Success – Failure and NaNoWriMo

Today is 1st November – beginning of yet another NaNoWriMo.

For the last three years I have been trying to finish NaNoWriMo (i.e. write 50k words in the month of November). The story that I am working on has been in my head for more than six years now. But even then I can not write more than 10k. And this is not due to my laziness. I analyzed my failures and realized that I stop at exactly the same point every time I start this project. Mainly because I don’t know how the story moves forward from this point. I mean I have a very clear idea of how the story begins and what happens at the end. But it’s the middle portion that I am struggling with. I don’t know how to take my story from starting point to end point.

I needed to plot my story. And not just plot but I also need to have a clear idea about my characters, and about the world this story takes place. In short, I need to prepare well before I start writing my story. Now, to prepare well, I first needed to learn how to do all this. Thus I worked on plotting courses online. There are so many good ones provided by great writers.

Now, I know many of you may feel differently but this is what I needed to do this time. There is no guarantee that I will finish my story this month. But at least right now I know where my story is headed and which journey my characters are about to take.

You know, we hear so much about failures and how failing is actually important to succeed. But all these advice comes from people who have overcome their failures and are successful when they are narrating their stories. Since most of the narratives come after the fact (rather long after the actual failure occurred), the image becomes distorted. Most successful people glamorize failure. No one talks about the ugly side of it. No one talks about how painful it can get in the moment or how the distress can keep on increasing with time as we pile on guilt on ourselves. No one talks about the fact that only a small fraction of people actually overcome their failure and get their definition of success.

I am not an expert at either success or failure. But I can summarize what I learned from my failures –

  1. We remember failures more than success and that’s why the lessons learned from failure stays with us more than lessons learned from success.
  2. Success and failure are subjective definitions. Others may find you super successful but for you, this success doesn’t measure up and you keep focusing on what you feel is your biggest failure
  3. This too shall pass – Nothing lasts forever, neither success nor failure. We have control over only the present moment.

Today is the first day of November. And I am done plotting, naming my characters and locations (up to last year, I didn’t even name all the places and people). I have deleted everything I wrote up till now on this project since I want to start with a clean slate. I have some holidays coming up in this month which I am planning to utilize well.

I have failed at NaNoWriMo so many times but I have never given up. I am counting on this resilience to help me write consistently.

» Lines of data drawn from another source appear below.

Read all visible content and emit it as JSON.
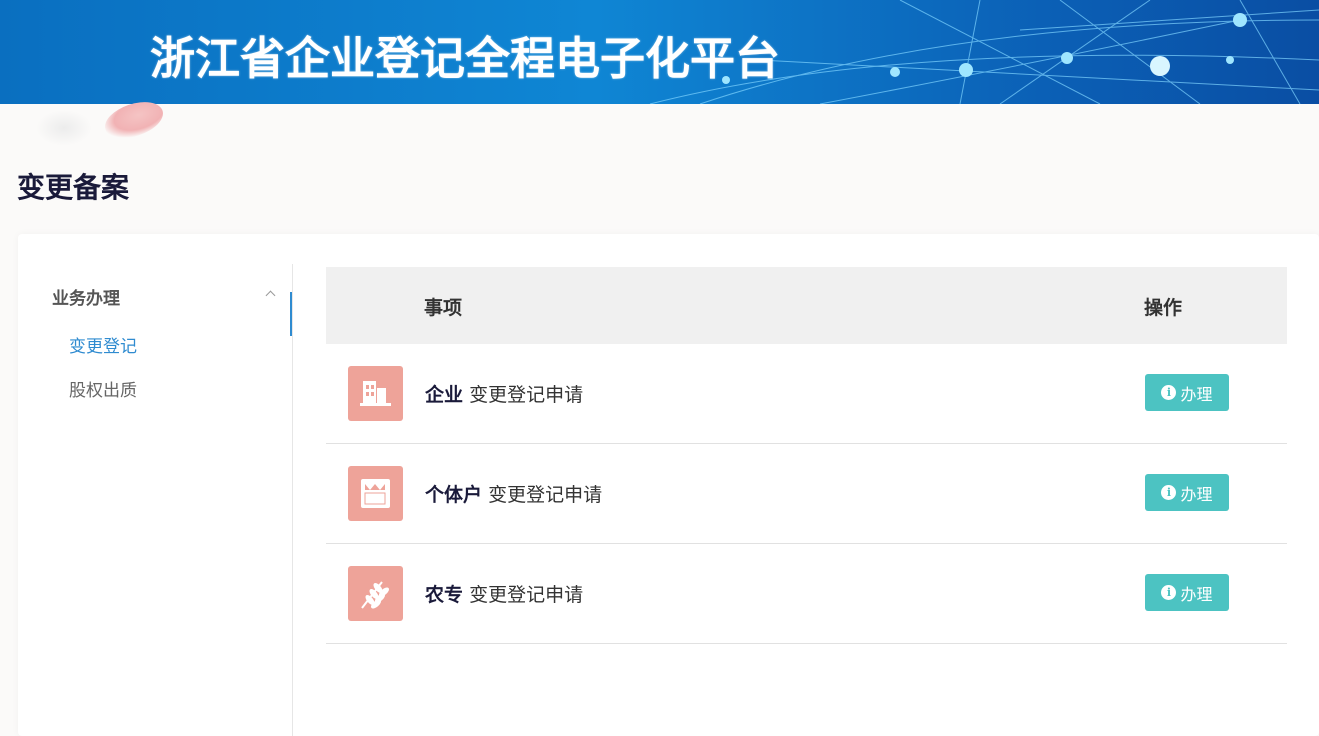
{
  "banner": {
    "title": "浙江省企业登记全程电子化平台"
  },
  "page": {
    "title": "变更备案"
  },
  "sidebar": {
    "group_label": "业务办理",
    "items": [
      {
        "label": "变更登记",
        "active": true
      },
      {
        "label": "股权出质",
        "active": false
      }
    ]
  },
  "table": {
    "headers": {
      "item": "事项",
      "action": "操作"
    },
    "rows": [
      {
        "icon": "building-icon",
        "type": "企业",
        "desc": "变更登记申请",
        "button": "办理"
      },
      {
        "icon": "shop-icon",
        "type": "个体户",
        "desc": "变更登记申请",
        "button": "办理"
      },
      {
        "icon": "wheat-icon",
        "type": "农专",
        "desc": "变更登记申请",
        "button": "办理"
      }
    ]
  },
  "colors": {
    "accent": "#2f8bd0",
    "button": "#4cc3c2",
    "row_icon_bg": "#eea399",
    "banner_blue": "#0f86d4"
  }
}
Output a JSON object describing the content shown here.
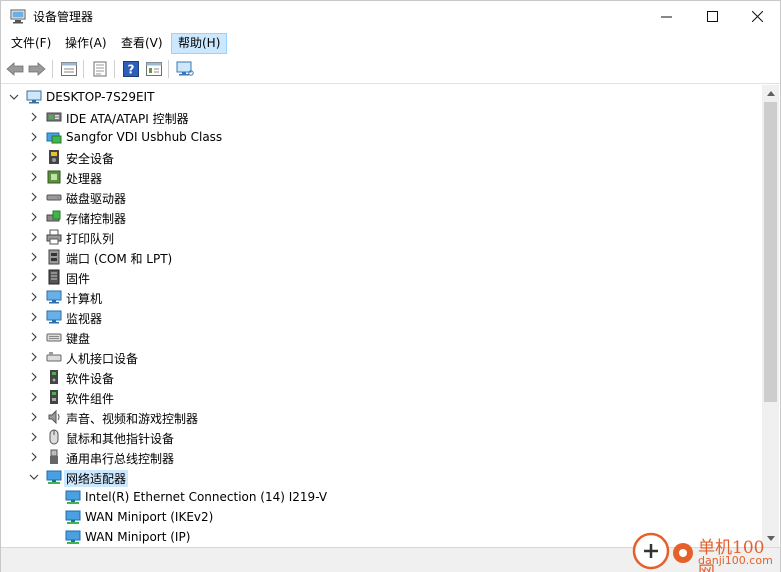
{
  "window": {
    "title": "设备管理器",
    "controls": {
      "minimize": "—",
      "maximize": "☐",
      "close": "✕"
    }
  },
  "menu": {
    "items": [
      {
        "label": "文件(F)",
        "active": false
      },
      {
        "label": "操作(A)",
        "active": false
      },
      {
        "label": "查看(V)",
        "active": false
      },
      {
        "label": "帮助(H)",
        "active": true
      }
    ]
  },
  "toolbar": {
    "buttons": [
      "back-arrow-icon",
      "forward-arrow-icon",
      "properties-icon",
      "refresh-icon",
      "help-icon",
      "view-icon",
      "monitor-icon"
    ]
  },
  "tree": {
    "root": "DESKTOP-7S29EIT",
    "categories": [
      {
        "label": "IDE ATA/ATAPI 控制器",
        "icon": "ide-controller-icon"
      },
      {
        "label": "Sangfor VDI Usbhub Class",
        "icon": "usb-hub-icon"
      },
      {
        "label": "安全设备",
        "icon": "security-device-icon"
      },
      {
        "label": "处理器",
        "icon": "processor-icon"
      },
      {
        "label": "磁盘驱动器",
        "icon": "disk-drive-icon"
      },
      {
        "label": "存储控制器",
        "icon": "storage-controller-icon"
      },
      {
        "label": "打印队列",
        "icon": "printer-icon"
      },
      {
        "label": "端口 (COM 和 LPT)",
        "icon": "port-icon"
      },
      {
        "label": "固件",
        "icon": "firmware-icon"
      },
      {
        "label": "计算机",
        "icon": "computer-icon"
      },
      {
        "label": "监视器",
        "icon": "monitor-icon"
      },
      {
        "label": "键盘",
        "icon": "keyboard-icon"
      },
      {
        "label": "人机接口设备",
        "icon": "hid-icon"
      },
      {
        "label": "软件设备",
        "icon": "software-device-icon"
      },
      {
        "label": "软件组件",
        "icon": "software-component-icon"
      },
      {
        "label": "声音、视频和游戏控制器",
        "icon": "speaker-icon"
      },
      {
        "label": "鼠标和其他指针设备",
        "icon": "mouse-icon"
      },
      {
        "label": "通用串行总线控制器",
        "icon": "usb-icon"
      },
      {
        "label": "网络适配器",
        "icon": "network-adapter-icon",
        "expanded": true,
        "selected": true
      }
    ],
    "network_children": [
      "Intel(R) Ethernet Connection (14) I219-V",
      "WAN Miniport (IKEv2)",
      "WAN Miniport (IP)"
    ]
  },
  "watermark": {
    "name": "单机100网",
    "url": "danji100.com"
  },
  "colors": {
    "selection": "#cce8ff",
    "menu_active_border": "#99d1ff",
    "watermark": "#e5602b",
    "network_icon": "#1e7fd0"
  }
}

I have noticed that every writing session, I struggle for the first 500 words or so. I struggle to focus, I feel tired, I get distracted and want to do anything but write. But once I am over that initial resistance, I can actually write over 2K words in one sitting. this just feels like the inertia of rest and inertia of motion. a body in rest will stay in rest until an external force is applied. Now, since I no longer live with my parents who constantly apply external force, nor am I a student with assignment deadlines and professors bugging us every single day, I have to apply the required force myself.

Let’s see how I do over the next 30 days. Either I will write 50K words or I won’t. Either case, I know I will learn something new.